However, it is Palos de la Frontera that holds the real title as the starting point of Columbus’ transatlantic voyage. The town also played a significant role in the later Christianisation of the New World since it continued to be a departure point for later westward voyages and was the location of the Franciscan Rábida Monastery that sent some of the first missionaries to the Americas.
Often referred to as the ‘lost city of the Incas’, Machu Picchu was constructed in the middle of the 15th century but was abandoned barely a century later in 1572. Believed by modern archaeologists to have been built as a retreat for Incan royalty, the city was never found by the Spanish conquistadors and its existence slowly became known only to those who lived in the local area.
Although there is evidence that the city had been visited by explorers before Bingham, he was the first to conduct an archaeological survey of the area and to secure worldwide publicity for it. He did so as a result of leading the 1911 Yale Peruvian Expedition, having visited the country three years previously on his way home from the First Pan American Scientific Congress.
Bingham’s expedition travelled down the Urubamba River, seeking local information about Inca ruins. Eventually he met Melchor Arteaga who led him up the Huayna Picchu mountain. Here the eleven-year-old Pablito, the son of a farmer, led him to the main Machu Picchu ruins.
Bingham first saw the site on 24 July, but the intricate stonework was covered in vegetation from five hundred years of disuse. Consequently he only conducted preliminary investigations before continuing the expedition along the river. He returned to the mountain the following year to clear the overgrowth and conduct an archaeological excavation with the support of Yale University and National Geographic. Artefacts taken from the site by Bingham have since been returned to Peru, and Machu Picchu continues to be one of the world’s leading tourist sites.
On the 25th June 1876, the Battle of Little Bighorn began when American Lieutenant Colonel George Armstrong Custer led federal troops against the combined forces of the Lakota Sioux, Northern Cheyenne, and Arapaho Plains Indians. Also known as ‘Custer’s Last Stand’, the battle was one of the most significant clashes of the Great Sioux War of 1876.
The Black Hills of South Dakota were sacred to the Plains Indians, and had been recognized as such in the Fort Laramie Treaty of 1868. However, the discovery of gold there six years later led to a gold rush of white settlers in breach of the treaty. Sitting Bull inspired fellow Plains Indians to form an alliance against the invasion of their lands, and by late spring 1876 thousands of warriors had joined him at the Little Bighorn River in an area they referred to as the Greasy Grass.

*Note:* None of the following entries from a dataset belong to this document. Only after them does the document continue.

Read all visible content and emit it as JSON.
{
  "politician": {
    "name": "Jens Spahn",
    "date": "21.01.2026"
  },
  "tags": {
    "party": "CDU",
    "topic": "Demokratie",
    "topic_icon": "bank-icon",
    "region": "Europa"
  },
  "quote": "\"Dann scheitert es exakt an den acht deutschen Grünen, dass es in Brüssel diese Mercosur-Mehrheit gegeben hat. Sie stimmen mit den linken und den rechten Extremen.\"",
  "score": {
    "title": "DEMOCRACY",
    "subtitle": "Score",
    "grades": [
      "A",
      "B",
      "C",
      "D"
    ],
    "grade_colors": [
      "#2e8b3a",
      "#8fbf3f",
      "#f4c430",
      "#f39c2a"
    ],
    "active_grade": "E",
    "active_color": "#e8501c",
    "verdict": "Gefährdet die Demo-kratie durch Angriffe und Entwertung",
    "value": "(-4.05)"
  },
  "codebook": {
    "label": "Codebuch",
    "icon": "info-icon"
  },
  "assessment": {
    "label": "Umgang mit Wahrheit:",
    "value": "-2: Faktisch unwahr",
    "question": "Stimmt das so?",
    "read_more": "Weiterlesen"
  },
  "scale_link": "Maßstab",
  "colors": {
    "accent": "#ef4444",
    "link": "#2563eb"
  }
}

Determined to drive the natives back to the reservations, the US Army dispatched cavalry to engage them. When Custer, leading the 7th Cavalry Regiment, spotted a Sioux camp on the 25th June he decided to attack it with his 600 men. However, the Indian forces outnumbered his troops and Custer was soon the victim of a pincer movement when Crazy Horse led another group of Sioux to surround him. Within an hour Custer and his men were dead, having been overwhelmed by up to 3,000 warriors. However news of the defeat prompted outrage amongst many white Americans and, over the next year, the Sioux gradually surrendered following continued US Army attacks against their property.